Top of SOURCE DATA

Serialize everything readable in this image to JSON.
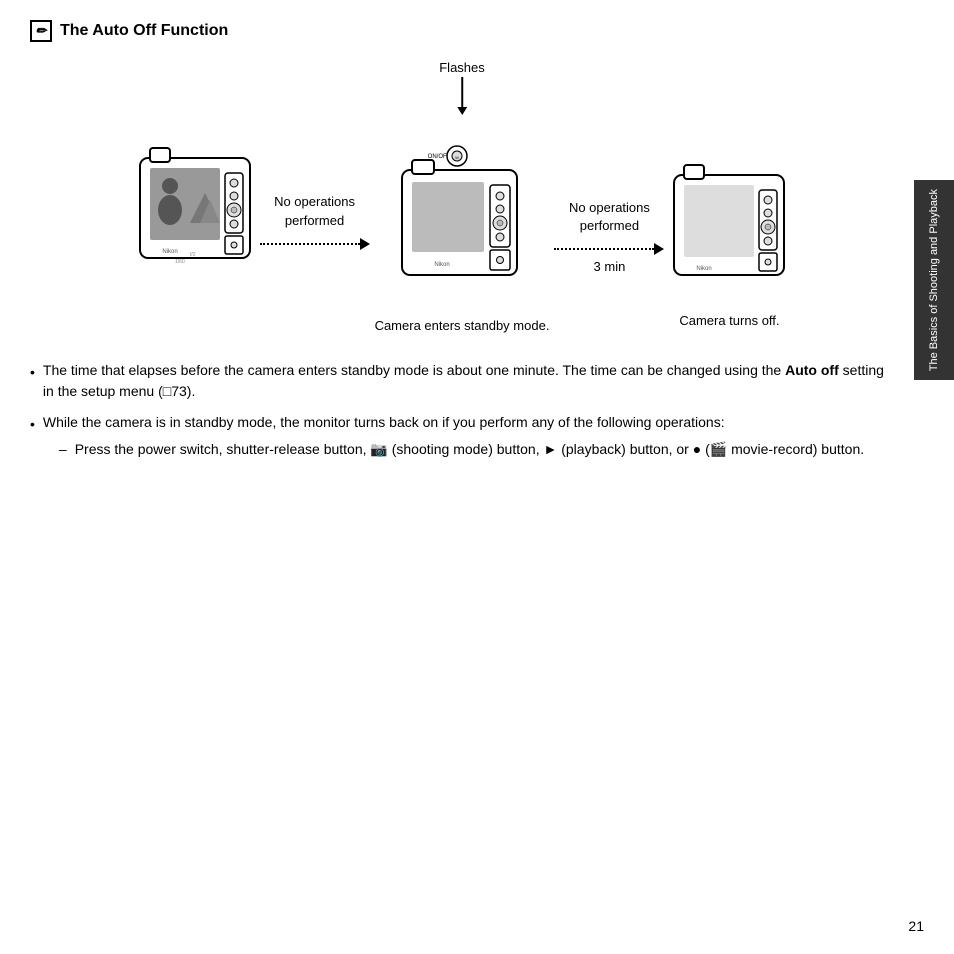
{
  "title": "The Auto Off Function",
  "diagram": {
    "flashes_label": "Flashes",
    "camera1_label": "",
    "no_ops_label_1": "No operations\nperformed",
    "standby_label": "Camera enters standby mode.",
    "no_ops_label_2": "No operations\nperformed",
    "time_label": "3 min",
    "turns_off_label": "Camera turns off.",
    "arrow_dots": "· · · · · · · · ·"
  },
  "bullets": [
    {
      "text": "The time that elapses before the camera enters standby mode is about one minute. The time can be changed using the ",
      "bold_text": "Auto off",
      "text2": " setting in the setup menu (□73)."
    },
    {
      "text": "While the camera is in standby mode, the monitor turns back on if you perform any of the following operations:"
    }
  ],
  "sub_bullets": [
    {
      "text": "Press the power switch, shutter-release button, 📷 (shooting mode) button, ▶ (playback) button, or ● (🎬 movie-record) button."
    }
  ],
  "side_tab": "The Basics of Shooting and Playback",
  "page_number": "21"
}
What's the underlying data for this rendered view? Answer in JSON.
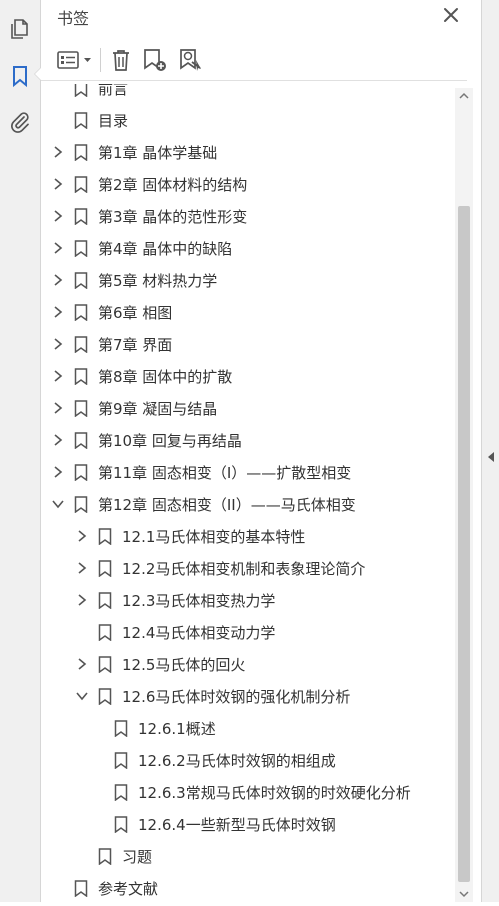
{
  "panel": {
    "title": "书签"
  },
  "tree": [
    {
      "label": "前言",
      "level": 0,
      "expander": "none"
    },
    {
      "label": "目录",
      "level": 0,
      "expander": "none"
    },
    {
      "label": "第1章  晶体学基础",
      "level": 0,
      "expander": "collapsed"
    },
    {
      "label": "第2章  固体材料的结构",
      "level": 0,
      "expander": "collapsed"
    },
    {
      "label": "第3章  晶体的范性形变",
      "level": 0,
      "expander": "collapsed"
    },
    {
      "label": "第4章  晶体中的缺陷",
      "level": 0,
      "expander": "collapsed"
    },
    {
      "label": "第5章  材料热力学",
      "level": 0,
      "expander": "collapsed"
    },
    {
      "label": "第6章  相图",
      "level": 0,
      "expander": "collapsed"
    },
    {
      "label": "第7章  界面",
      "level": 0,
      "expander": "collapsed"
    },
    {
      "label": "第8章  固体中的扩散",
      "level": 0,
      "expander": "collapsed"
    },
    {
      "label": "第9章  凝固与结晶",
      "level": 0,
      "expander": "collapsed"
    },
    {
      "label": "第10章  回复与再结晶",
      "level": 0,
      "expander": "collapsed"
    },
    {
      "label": "第11章  固态相变（I）——扩散型相变",
      "level": 0,
      "expander": "collapsed"
    },
    {
      "label": "第12章  固态相变（II）——马氏体相变",
      "level": 0,
      "expander": "expanded"
    },
    {
      "label": "12.1马氏体相变的基本特性",
      "level": 1,
      "expander": "collapsed"
    },
    {
      "label": "12.2马氏体相变机制和表象理论简介",
      "level": 1,
      "expander": "collapsed"
    },
    {
      "label": "12.3马氏体相变热力学",
      "level": 1,
      "expander": "collapsed"
    },
    {
      "label": "12.4马氏体相变动力学",
      "level": 1,
      "expander": "none"
    },
    {
      "label": "12.5马氏体的回火",
      "level": 1,
      "expander": "collapsed"
    },
    {
      "label": "12.6马氏体时效钢的强化机制分析",
      "level": 1,
      "expander": "expanded"
    },
    {
      "label": "12.6.1概述",
      "level": 2,
      "expander": "none"
    },
    {
      "label": "12.6.2马氏体时效钢的相组成",
      "level": 2,
      "expander": "none"
    },
    {
      "label": "12.6.3常规马氏体时效钢的时效硬化分析",
      "level": 2,
      "expander": "none"
    },
    {
      "label": "12.6.4一些新型马氏体时效钢",
      "level": 2,
      "expander": "none"
    },
    {
      "label": "习题",
      "level": 1,
      "expander": "none"
    },
    {
      "label": "参考文献",
      "level": 0,
      "expander": "none"
    }
  ],
  "colors": {
    "accent": "#2d6cc9",
    "icon": "#555555",
    "text": "#333333"
  }
}
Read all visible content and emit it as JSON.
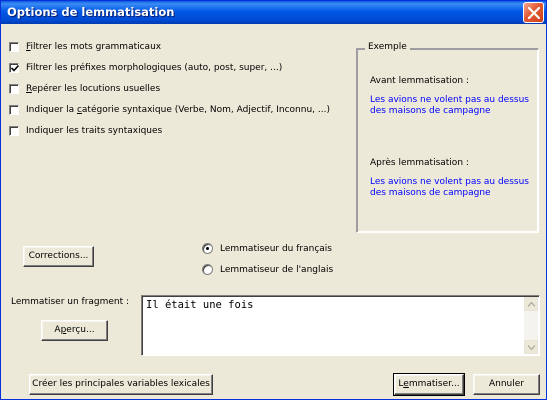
{
  "window": {
    "title": "Options de lemmatisation",
    "colors": {
      "titlebar": "#0054e3",
      "close_button": "#e35a33",
      "face": "#ece9d8",
      "example_text": "#0000ff"
    }
  },
  "options": [
    {
      "mnemonic": "F",
      "rest": "iltrer les mots grammaticaux",
      "checked": false
    },
    {
      "mnemonic": "",
      "rest": "Filtrer les préfixes morphologiques (auto, post, super, ...)",
      "checked": true
    },
    {
      "mnemonic": "R",
      "rest": "epérer les locutions usuelles",
      "checked": false
    },
    {
      "pre": "Indiquer la ",
      "mnemonic": "c",
      "rest": "atégorie syntaxique (Verbe, Nom, Adjectif, Inconnu, ...)",
      "checked": false
    },
    {
      "mnemonic": "",
      "rest": "Indiquer les traits syntaxiques",
      "checked": false
    }
  ],
  "example": {
    "legend": "Exemple",
    "before_label": "Avant lemmatisation :",
    "before_line1": "Les avions ne volent pas au dessus",
    "before_line2": "des maisons de campagne",
    "after_label": "Après lemmatisation :",
    "after_line1": "Les avions ne volent pas au dessus",
    "after_line2": "des maisons de campagne"
  },
  "corrections_button": "Corrections...",
  "lemmatizer": {
    "options": [
      {
        "label": "Lemmatiseur du français",
        "selected": true
      },
      {
        "label": "Lemmatiseur de l'anglais",
        "selected": false
      }
    ]
  },
  "fragment": {
    "label": "Lemmatiser un fragment :",
    "preview_mnemonic": "p",
    "preview_pre": "A",
    "preview_rest": "erçu...",
    "text": "Il était une fois"
  },
  "footer": {
    "create_variables": "Créer les principales variables lexicales",
    "lemmatize_pre": "L",
    "lemmatize_mnemonic": "e",
    "lemmatize_rest": "mmatiser...",
    "cancel": "Annuler"
  }
}
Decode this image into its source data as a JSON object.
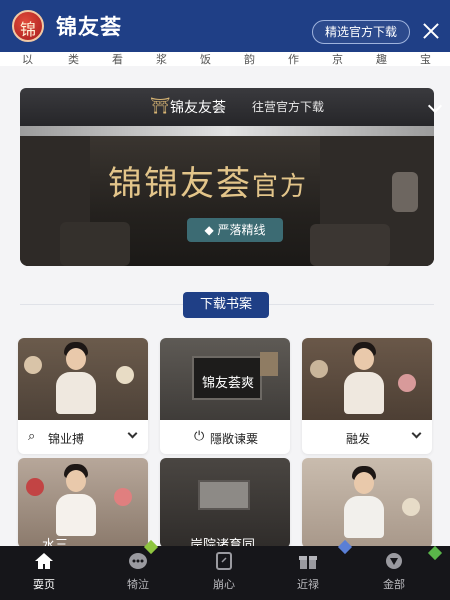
{
  "header": {
    "logo_glyph": "锦",
    "brand": "锦友荟",
    "download_button": "精选官方下载",
    "brand_color": "#1f3f86"
  },
  "category_strip": [
    "以",
    "类",
    "看",
    "浆",
    "饭",
    "韵",
    "作",
    "京",
    "趣",
    "宝"
  ],
  "hero": {
    "header_title": "锦友友荟",
    "header_subtitle": "往营官方下载",
    "title_main": "锦锦友荟",
    "title_suffix": "官方",
    "tag": "◆ 严落精线"
  },
  "section_button": "下载书案",
  "cards": [
    {
      "caption": "锦业搏",
      "icon": "search-icon",
      "has_dropdown": true
    },
    {
      "caption": "隱敞谏粟",
      "icon": "power-icon",
      "overlay": "锦友荟爽",
      "has_dropdown": false
    },
    {
      "caption": "融发",
      "has_dropdown": true
    }
  ],
  "cards_row2_partial_text": [
    "水三",
    "岸院诸育同"
  ],
  "bottom_nav": {
    "items": [
      {
        "label": "耍页",
        "active": true,
        "icon": "home-icon"
      },
      {
        "label": "犄泣",
        "active": false,
        "icon": "chat-icon"
      },
      {
        "label": "崩心",
        "active": false,
        "icon": "tablet-icon"
      },
      {
        "label": "近禄",
        "active": false,
        "icon": "gift-icon"
      },
      {
        "label": "金部",
        "active": false,
        "icon": "shield-icon"
      }
    ]
  }
}
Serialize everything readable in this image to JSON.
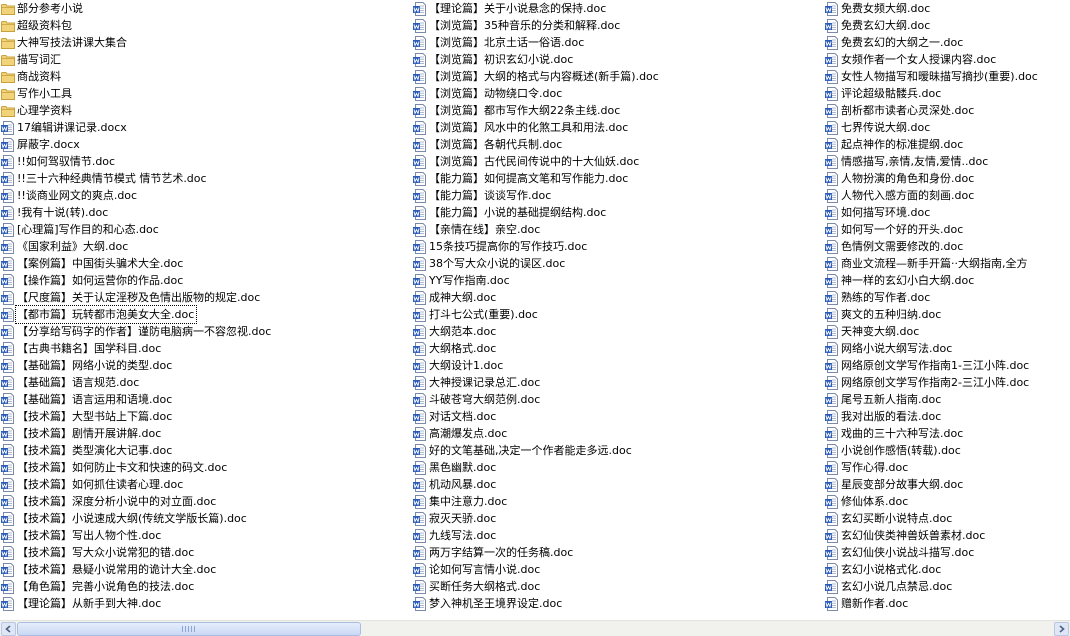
{
  "colors": {
    "folder_fill": "#f3d37a",
    "folder_edge": "#c7a13a",
    "doc_blue": "#2a5bb8",
    "scroll_track": "#f1f1ee",
    "scroll_thumb": "#c9d7f3"
  },
  "icons": {
    "folder": "folder-icon",
    "doc": "word-document-icon"
  },
  "selected_item": "【都市篇】玩转都市泡美女大全.doc",
  "columns": [
    [
      {
        "type": "folder",
        "name": "部分参考小说"
      },
      {
        "type": "folder",
        "name": "超级资料包"
      },
      {
        "type": "folder",
        "name": "大神写技法讲课大集合"
      },
      {
        "type": "folder",
        "name": "描写词汇"
      },
      {
        "type": "folder",
        "name": "商战资料"
      },
      {
        "type": "folder",
        "name": "写作小工具"
      },
      {
        "type": "folder",
        "name": "心理学资料"
      },
      {
        "type": "doc",
        "name": "17编辑讲课记录.docx"
      },
      {
        "type": "doc",
        "name": "屏蔽字.docx"
      },
      {
        "type": "doc",
        "name": "!!如何驾驭情节.doc"
      },
      {
        "type": "doc",
        "name": "!!三十六种经典情节模式 情节艺术.doc"
      },
      {
        "type": "doc",
        "name": "!!谈商业网文的爽点.doc"
      },
      {
        "type": "doc",
        "name": "!我有十说(转).doc"
      },
      {
        "type": "doc",
        "name": "[心理篇]写作目的和心态.doc"
      },
      {
        "type": "doc",
        "name": "《国家利益》大纲.doc"
      },
      {
        "type": "doc",
        "name": "【案例篇】中国街头骗术大全.doc"
      },
      {
        "type": "doc",
        "name": "【操作篇】如何运营你的作品.doc"
      },
      {
        "type": "doc",
        "name": "【尺度篇】关于认定淫秽及色情出版物的规定.doc"
      },
      {
        "type": "doc",
        "name": "【都市篇】玩转都市泡美女大全.doc"
      },
      {
        "type": "doc",
        "name": "【分享给写码字的作者】谨防电脑病一不容忽视.doc"
      },
      {
        "type": "doc",
        "name": "【古典书籍名】国学科目.doc"
      },
      {
        "type": "doc",
        "name": "【基础篇】网络小说的类型.doc"
      },
      {
        "type": "doc",
        "name": "【基础篇】语言规范.doc"
      },
      {
        "type": "doc",
        "name": "【基础篇】语言运用和语境.doc"
      },
      {
        "type": "doc",
        "name": "【技术篇】大型书站上下篇.doc"
      },
      {
        "type": "doc",
        "name": "【技术篇】剧情开展讲解.doc"
      },
      {
        "type": "doc",
        "name": "【技术篇】类型演化大记事.doc"
      },
      {
        "type": "doc",
        "name": "【技术篇】如何防止卡文和快速的码文.doc"
      },
      {
        "type": "doc",
        "name": "【技术篇】如何抓住读者心理.doc"
      },
      {
        "type": "doc",
        "name": "【技术篇】深度分析小说中的对立面.doc"
      },
      {
        "type": "doc",
        "name": "【技术篇】小说速成大纲(传统文学版长篇).doc"
      },
      {
        "type": "doc",
        "name": "【技术篇】写出人物个性.doc"
      },
      {
        "type": "doc",
        "name": "【技术篇】写大众小说常犯的错.doc"
      },
      {
        "type": "doc",
        "name": "【技术篇】悬疑小说常用的诡计大全.doc"
      },
      {
        "type": "doc",
        "name": "【角色篇】完善小说角色的技法.doc"
      },
      {
        "type": "doc",
        "name": "【理论篇】从新手到大神.doc"
      }
    ],
    [
      {
        "type": "doc",
        "name": "【理论篇】关于小说悬念的保持.doc"
      },
      {
        "type": "doc",
        "name": "【浏览篇】35种音乐的分类和解释.doc"
      },
      {
        "type": "doc",
        "name": "【浏览篇】北京土话一俗语.doc"
      },
      {
        "type": "doc",
        "name": "【浏览篇】初识玄幻小说.doc"
      },
      {
        "type": "doc",
        "name": "【浏览篇】大纲的格式与内容概述(新手篇).doc"
      },
      {
        "type": "doc",
        "name": "【浏览篇】动物绕口令.doc"
      },
      {
        "type": "doc",
        "name": "【浏览篇】都市写作大纲22条主线.doc"
      },
      {
        "type": "doc",
        "name": "【浏览篇】风水中的化煞工具和用法.doc"
      },
      {
        "type": "doc",
        "name": "【浏览篇】各朝代兵制.doc"
      },
      {
        "type": "doc",
        "name": "【浏览篇】古代民间传说中的十大仙妖.doc"
      },
      {
        "type": "doc",
        "name": "【能力篇】如何提高文笔和写作能力.doc"
      },
      {
        "type": "doc",
        "name": "【能力篇】谈谈写作.doc"
      },
      {
        "type": "doc",
        "name": "【能力篇】小说的基础提纲结构.doc"
      },
      {
        "type": "doc",
        "name": "【亲情在线】亲空.doc"
      },
      {
        "type": "doc",
        "name": "15条技巧提高你的写作技巧.doc"
      },
      {
        "type": "doc",
        "name": "38个写大众小说的误区.doc"
      },
      {
        "type": "doc",
        "name": "YY写作指南.doc"
      },
      {
        "type": "doc",
        "name": "成神大纲.doc"
      },
      {
        "type": "doc",
        "name": "打斗七公式(重要).doc"
      },
      {
        "type": "doc",
        "name": "大纲范本.doc"
      },
      {
        "type": "doc",
        "name": "大纲格式.doc"
      },
      {
        "type": "doc",
        "name": "大纲设计1.doc"
      },
      {
        "type": "doc",
        "name": "大神授课记录总汇.doc"
      },
      {
        "type": "doc",
        "name": "斗破苍穹大纲范例.doc"
      },
      {
        "type": "doc",
        "name": "对话文档.doc"
      },
      {
        "type": "doc",
        "name": "高潮爆发点.doc"
      },
      {
        "type": "doc",
        "name": "好的文笔基础,决定一个作者能走多远.doc"
      },
      {
        "type": "doc",
        "name": "黑色幽默.doc"
      },
      {
        "type": "doc",
        "name": "机动风暴.doc"
      },
      {
        "type": "doc",
        "name": "集中注意力.doc"
      },
      {
        "type": "doc",
        "name": "寂灭天骄.doc"
      },
      {
        "type": "doc",
        "name": "九线写法.doc"
      },
      {
        "type": "doc",
        "name": "两万字结算一次的任务稿.doc"
      },
      {
        "type": "doc",
        "name": "论如何写言情小说.doc"
      },
      {
        "type": "doc",
        "name": "买断任务大纲格式.doc"
      },
      {
        "type": "doc",
        "name": "梦入神机圣王境界设定.doc"
      }
    ],
    [
      {
        "type": "doc",
        "name": "免费女频大纲.doc"
      },
      {
        "type": "doc",
        "name": "免费玄幻大纲.doc"
      },
      {
        "type": "doc",
        "name": "免费玄幻的大纲之一.doc"
      },
      {
        "type": "doc",
        "name": "女频作者一个女人授课内容.doc"
      },
      {
        "type": "doc",
        "name": "女性人物描写和暧昧描写摘抄(重要).doc"
      },
      {
        "type": "doc",
        "name": "评论超级骷髅兵.doc"
      },
      {
        "type": "doc",
        "name": "剖析都市读者心灵深处.doc"
      },
      {
        "type": "doc",
        "name": "七界传说大纲.doc"
      },
      {
        "type": "doc",
        "name": "起点神作的标准提纲.doc"
      },
      {
        "type": "doc",
        "name": "情感描写,亲情,友情,爱情..doc"
      },
      {
        "type": "doc",
        "name": "人物扮演的角色和身份.doc"
      },
      {
        "type": "doc",
        "name": "人物代入感方面的刻画.doc"
      },
      {
        "type": "doc",
        "name": "如何描写环境.doc"
      },
      {
        "type": "doc",
        "name": "如何写一个好的开头.doc"
      },
      {
        "type": "doc",
        "name": "色情例文需要修改的.doc"
      },
      {
        "type": "doc",
        "name": "商业文流程—新手开篇··大纲指南,全方"
      },
      {
        "type": "doc",
        "name": "神一样的玄幻小白大纲.doc"
      },
      {
        "type": "doc",
        "name": "熟练的写作者.doc"
      },
      {
        "type": "doc",
        "name": "爽文的五种归纳.doc"
      },
      {
        "type": "doc",
        "name": "天神变大纲.doc"
      },
      {
        "type": "doc",
        "name": "网络小说大纲写法.doc"
      },
      {
        "type": "doc",
        "name": "网络原创文学写作指南1-三江小阵.doc"
      },
      {
        "type": "doc",
        "name": "网络原创文学写作指南2-三江小阵.doc"
      },
      {
        "type": "doc",
        "name": "尾号五新人指南.doc"
      },
      {
        "type": "doc",
        "name": "我对出版的看法.doc"
      },
      {
        "type": "doc",
        "name": "戏曲的三十六种写法.doc"
      },
      {
        "type": "doc",
        "name": "小说创作感悟(转载).doc"
      },
      {
        "type": "doc",
        "name": "写作心得.doc"
      },
      {
        "type": "doc",
        "name": "星辰变部分故事大纲.doc"
      },
      {
        "type": "doc",
        "name": "修仙体系.doc"
      },
      {
        "type": "doc",
        "name": "玄幻买断小说特点.doc"
      },
      {
        "type": "doc",
        "name": "玄幻仙侠类神兽妖兽素材.doc"
      },
      {
        "type": "doc",
        "name": "玄幻仙侠小说战斗描写.doc"
      },
      {
        "type": "doc",
        "name": "玄幻小说格式化.doc"
      },
      {
        "type": "doc",
        "name": "玄幻小说几点禁忌.doc"
      },
      {
        "type": "doc",
        "name": "赠新作者.doc"
      }
    ]
  ]
}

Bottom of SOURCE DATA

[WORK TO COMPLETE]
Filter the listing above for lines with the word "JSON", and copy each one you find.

[EXPECTED ANSWER]
Serialize everything readable in this image to JSON.
What's the underlying data for this rendered view? Answer in JSON.
Read all visible content and emit it as JSON.
Decode this image into its source data as a JSON object.
Serialize everything readable in this image to JSON.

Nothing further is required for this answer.